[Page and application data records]

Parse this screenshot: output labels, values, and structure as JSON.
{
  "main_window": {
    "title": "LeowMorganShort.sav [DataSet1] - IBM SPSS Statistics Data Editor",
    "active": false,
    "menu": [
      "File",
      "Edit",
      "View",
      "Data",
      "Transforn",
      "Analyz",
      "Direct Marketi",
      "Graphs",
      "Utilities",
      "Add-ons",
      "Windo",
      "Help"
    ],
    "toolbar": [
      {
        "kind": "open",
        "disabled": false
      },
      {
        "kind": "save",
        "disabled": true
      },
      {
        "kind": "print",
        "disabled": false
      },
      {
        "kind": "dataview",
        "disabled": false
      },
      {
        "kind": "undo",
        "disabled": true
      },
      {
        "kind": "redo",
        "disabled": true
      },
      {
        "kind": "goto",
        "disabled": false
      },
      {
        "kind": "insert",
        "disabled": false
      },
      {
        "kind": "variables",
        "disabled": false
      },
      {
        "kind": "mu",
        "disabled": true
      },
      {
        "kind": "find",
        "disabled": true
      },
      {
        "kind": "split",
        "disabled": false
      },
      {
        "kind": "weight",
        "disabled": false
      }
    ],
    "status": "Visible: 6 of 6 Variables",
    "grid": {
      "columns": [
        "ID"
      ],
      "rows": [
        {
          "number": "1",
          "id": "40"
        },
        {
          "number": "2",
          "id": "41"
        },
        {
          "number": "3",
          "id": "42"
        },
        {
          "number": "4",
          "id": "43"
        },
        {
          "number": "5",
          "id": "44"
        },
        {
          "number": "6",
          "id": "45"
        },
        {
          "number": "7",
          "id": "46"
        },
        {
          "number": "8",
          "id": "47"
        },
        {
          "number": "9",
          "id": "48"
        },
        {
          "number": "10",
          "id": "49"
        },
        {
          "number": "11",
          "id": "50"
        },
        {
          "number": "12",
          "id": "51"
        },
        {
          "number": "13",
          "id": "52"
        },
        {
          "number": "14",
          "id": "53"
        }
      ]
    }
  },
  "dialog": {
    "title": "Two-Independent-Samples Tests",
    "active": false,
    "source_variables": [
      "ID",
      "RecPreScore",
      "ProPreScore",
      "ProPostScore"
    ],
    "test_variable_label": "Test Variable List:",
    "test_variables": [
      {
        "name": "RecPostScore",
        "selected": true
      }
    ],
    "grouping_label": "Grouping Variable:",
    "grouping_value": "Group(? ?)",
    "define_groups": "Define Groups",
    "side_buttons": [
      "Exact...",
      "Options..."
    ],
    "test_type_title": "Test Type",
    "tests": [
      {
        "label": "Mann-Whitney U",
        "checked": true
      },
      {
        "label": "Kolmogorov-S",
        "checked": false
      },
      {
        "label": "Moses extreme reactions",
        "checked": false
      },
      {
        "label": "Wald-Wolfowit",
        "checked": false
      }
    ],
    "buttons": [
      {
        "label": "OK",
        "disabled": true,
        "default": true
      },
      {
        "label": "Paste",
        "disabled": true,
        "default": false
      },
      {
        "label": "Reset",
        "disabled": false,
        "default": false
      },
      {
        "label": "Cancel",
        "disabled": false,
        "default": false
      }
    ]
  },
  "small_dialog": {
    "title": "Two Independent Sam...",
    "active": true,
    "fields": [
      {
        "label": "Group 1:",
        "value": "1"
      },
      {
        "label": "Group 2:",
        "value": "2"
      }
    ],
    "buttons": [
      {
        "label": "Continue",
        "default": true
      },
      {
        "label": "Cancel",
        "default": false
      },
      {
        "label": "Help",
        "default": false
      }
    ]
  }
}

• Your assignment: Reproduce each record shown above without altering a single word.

• Task result:
Parse this screenshot: output labels, values, and structure as JSON.
{
  "main_window": {
    "title": "LeowMorganShort.sav [DataSet1] - IBM SPSS Statistics Data Editor",
    "active": false,
    "menu": [
      "File",
      "Edit",
      "View",
      "Data",
      "Transforn",
      "Analyz",
      "Direct Marketi",
      "Graphs",
      "Utilities",
      "Add-ons",
      "Windo",
      "Help"
    ],
    "toolbar": [
      {
        "kind": "open",
        "disabled": false
      },
      {
        "kind": "save",
        "disabled": true
      },
      {
        "kind": "print",
        "disabled": false
      },
      {
        "kind": "dataview",
        "disabled": false
      },
      {
        "kind": "undo",
        "disabled": true
      },
      {
        "kind": "redo",
        "disabled": true
      },
      {
        "kind": "goto",
        "disabled": false
      },
      {
        "kind": "insert",
        "disabled": false
      },
      {
        "kind": "variables",
        "disabled": false
      },
      {
        "kind": "mu",
        "disabled": true
      },
      {
        "kind": "find",
        "disabled": true
      },
      {
        "kind": "split",
        "disabled": false
      },
      {
        "kind": "weight",
        "disabled": false
      }
    ],
    "status": "Visible: 6 of 6 Variables",
    "grid": {
      "columns": [
        "ID"
      ],
      "rows": [
        {
          "number": "1",
          "id": "40"
        },
        {
          "number": "2",
          "id": "41"
        },
        {
          "number": "3",
          "id": "42"
        },
        {
          "number": "4",
          "id": "43"
        },
        {
          "number": "5",
          "id": "44"
        },
        {
          "number": "6",
          "id": "45"
        },
        {
          "number": "7",
          "id": "46"
        },
        {
          "number": "8",
          "id": "47"
        },
        {
          "number": "9",
          "id": "48"
        },
        {
          "number": "10",
          "id": "49"
        },
        {
          "number": "11",
          "id": "50"
        },
        {
          "number": "12",
          "id": "51"
        },
        {
          "number": "13",
          "id": "52"
        },
        {
          "number": "14",
          "id": "53"
        }
      ]
    }
  },
  "dialog": {
    "title": "Two-Independent-Samples Tests",
    "active": false,
    "source_variables": [
      "ID",
      "RecPreScore",
      "ProPreScore",
      "ProPostScore"
    ],
    "test_variable_label": "Test Variable List:",
    "test_variables": [
      {
        "name": "RecPostScore",
        "selected": true
      }
    ],
    "grouping_label": "Grouping Variable:",
    "grouping_value": "Group(? ?)",
    "define_groups": "Define Groups",
    "side_buttons": [
      "Exact...",
      "Options..."
    ],
    "test_type_title": "Test Type",
    "tests": [
      {
        "label": "Mann-Whitney U",
        "checked": true
      },
      {
        "label": "Kolmogorov-S",
        "checked": false
      },
      {
        "label": "Moses extreme reactions",
        "checked": false
      },
      {
        "label": "Wald-Wolfowit",
        "checked": false
      }
    ],
    "buttons": [
      {
        "label": "OK",
        "disabled": true,
        "default": true
      },
      {
        "label": "Paste",
        "disabled": true,
        "default": false
      },
      {
        "label": "Reset",
        "disabled": false,
        "default": false
      },
      {
        "label": "Cancel",
        "disabled": false,
        "default": false
      }
    ]
  },
  "small_dialog": {
    "title": "Two Independent Sam...",
    "active": true,
    "fields": [
      {
        "label": "Group 1:",
        "value": "1"
      },
      {
        "label": "Group 2:",
        "value": "2"
      }
    ],
    "buttons": [
      {
        "label": "Continue",
        "default": true
      },
      {
        "label": "Cancel",
        "default": false
      },
      {
        "label": "Help",
        "default": false
      }
    ]
  }
}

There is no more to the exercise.